Website and app data records:
*** Begin section ***

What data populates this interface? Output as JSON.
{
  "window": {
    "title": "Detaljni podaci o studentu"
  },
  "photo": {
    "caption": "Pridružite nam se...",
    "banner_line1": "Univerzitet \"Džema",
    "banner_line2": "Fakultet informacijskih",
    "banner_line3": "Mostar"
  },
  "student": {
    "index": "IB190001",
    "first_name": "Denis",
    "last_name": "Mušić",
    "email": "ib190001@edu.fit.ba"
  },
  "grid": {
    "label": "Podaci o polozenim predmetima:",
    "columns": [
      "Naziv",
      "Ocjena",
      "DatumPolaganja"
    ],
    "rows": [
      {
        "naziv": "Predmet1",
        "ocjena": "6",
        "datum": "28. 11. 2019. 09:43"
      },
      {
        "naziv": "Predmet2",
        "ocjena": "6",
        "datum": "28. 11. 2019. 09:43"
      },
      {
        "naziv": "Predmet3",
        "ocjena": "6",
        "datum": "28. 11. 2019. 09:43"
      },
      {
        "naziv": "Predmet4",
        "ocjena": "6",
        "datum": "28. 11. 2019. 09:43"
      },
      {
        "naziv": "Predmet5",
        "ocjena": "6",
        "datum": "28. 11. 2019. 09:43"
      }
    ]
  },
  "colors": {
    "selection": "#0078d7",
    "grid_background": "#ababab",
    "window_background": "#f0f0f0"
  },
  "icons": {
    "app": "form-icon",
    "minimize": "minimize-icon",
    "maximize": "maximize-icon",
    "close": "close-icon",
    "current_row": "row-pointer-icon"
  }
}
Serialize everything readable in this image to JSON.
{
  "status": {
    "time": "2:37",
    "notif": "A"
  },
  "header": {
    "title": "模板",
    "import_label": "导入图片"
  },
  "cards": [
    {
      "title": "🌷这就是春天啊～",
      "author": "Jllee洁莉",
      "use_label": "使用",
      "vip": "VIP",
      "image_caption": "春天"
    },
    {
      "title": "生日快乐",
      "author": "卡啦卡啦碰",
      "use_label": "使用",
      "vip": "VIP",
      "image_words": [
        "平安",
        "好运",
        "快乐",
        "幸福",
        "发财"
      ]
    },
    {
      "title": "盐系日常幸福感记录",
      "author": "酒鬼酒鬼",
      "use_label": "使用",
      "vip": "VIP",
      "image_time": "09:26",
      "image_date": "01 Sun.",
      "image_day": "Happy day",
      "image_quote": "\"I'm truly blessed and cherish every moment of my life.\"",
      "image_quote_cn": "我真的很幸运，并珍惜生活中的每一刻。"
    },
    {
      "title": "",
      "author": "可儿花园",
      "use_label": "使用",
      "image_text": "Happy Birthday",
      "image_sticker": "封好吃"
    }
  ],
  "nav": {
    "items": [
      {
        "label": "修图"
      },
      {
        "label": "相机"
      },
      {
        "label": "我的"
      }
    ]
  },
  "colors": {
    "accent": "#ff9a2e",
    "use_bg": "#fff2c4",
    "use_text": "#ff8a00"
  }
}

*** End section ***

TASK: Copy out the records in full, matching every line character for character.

PROBLEM SOLUTION:
What data populates this interface? Output as JSON.
{
  "window": {
    "title": "Detaljni podaci o studentu"
  },
  "photo": {
    "caption": "Pridružite nam se...",
    "banner_line1": "Univerzitet \"Džema",
    "banner_line2": "Fakultet informacijskih",
    "banner_line3": "Mostar"
  },
  "student": {
    "index": "IB190001",
    "first_name": "Denis",
    "last_name": "Mušić",
    "email": "ib190001@edu.fit.ba"
  },
  "grid": {
    "label": "Podaci o polozenim predmetima:",
    "columns": [
      "Naziv",
      "Ocjena",
      "DatumPolaganja"
    ],
    "rows": [
      {
        "naziv": "Predmet1",
        "ocjena": "6",
        "datum": "28. 11. 2019. 09:43"
      },
      {
        "naziv": "Predmet2",
        "ocjena": "6",
        "datum": "28. 11. 2019. 09:43"
      },
      {
        "naziv": "Predmet3",
        "ocjena": "6",
        "datum": "28. 11. 2019. 09:43"
      },
      {
        "naziv": "Predmet4",
        "ocjena": "6",
        "datum": "28. 11. 2019. 09:43"
      },
      {
        "naziv": "Predmet5",
        "ocjena": "6",
        "datum": "28. 11. 2019. 09:43"
      }
    ]
  },
  "colors": {
    "selection": "#0078d7",
    "grid_background": "#ababab",
    "window_background": "#f0f0f0"
  },
  "icons": {
    "app": "form-icon",
    "minimize": "minimize-icon",
    "maximize": "maximize-icon",
    "close": "close-icon",
    "current_row": "row-pointer-icon"
  }
}
Serialize everything readable in this image to JSON.
{
  "status": {
    "time": "2:37",
    "notif": "A"
  },
  "header": {
    "title": "模板",
    "import_label": "导入图片"
  },
  "cards": [
    {
      "title": "🌷这就是春天啊～",
      "author": "Jllee洁莉",
      "use_label": "使用",
      "vip": "VIP",
      "image_caption": "春天"
    },
    {
      "title": "生日快乐",
      "author": "卡啦卡啦碰",
      "use_label": "使用",
      "vip": "VIP",
      "image_words": [
        "平安",
        "好运",
        "快乐",
        "幸福",
        "发财"
      ]
    },
    {
      "title": "盐系日常幸福感记录",
      "author": "酒鬼酒鬼",
      "use_label": "使用",
      "vip": "VIP",
      "image_time": "09:26",
      "image_date": "01 Sun.",
      "image_day": "Happy day",
      "image_quote": "\"I'm truly blessed and cherish every moment of my life.\"",
      "image_quote_cn": "我真的很幸运，并珍惜生活中的每一刻。"
    },
    {
      "title": "",
      "author": "可儿花园",
      "use_label": "使用",
      "image_text": "Happy Birthday",
      "image_sticker": "封好吃"
    }
  ],
  "nav": {
    "items": [
      {
        "label": "修图"
      },
      {
        "label": "相机"
      },
      {
        "label": "我的"
      }
    ]
  },
  "colors": {
    "accent": "#ff9a2e",
    "use_bg": "#fff2c4",
    "use_text": "#ff8a00"
  }
}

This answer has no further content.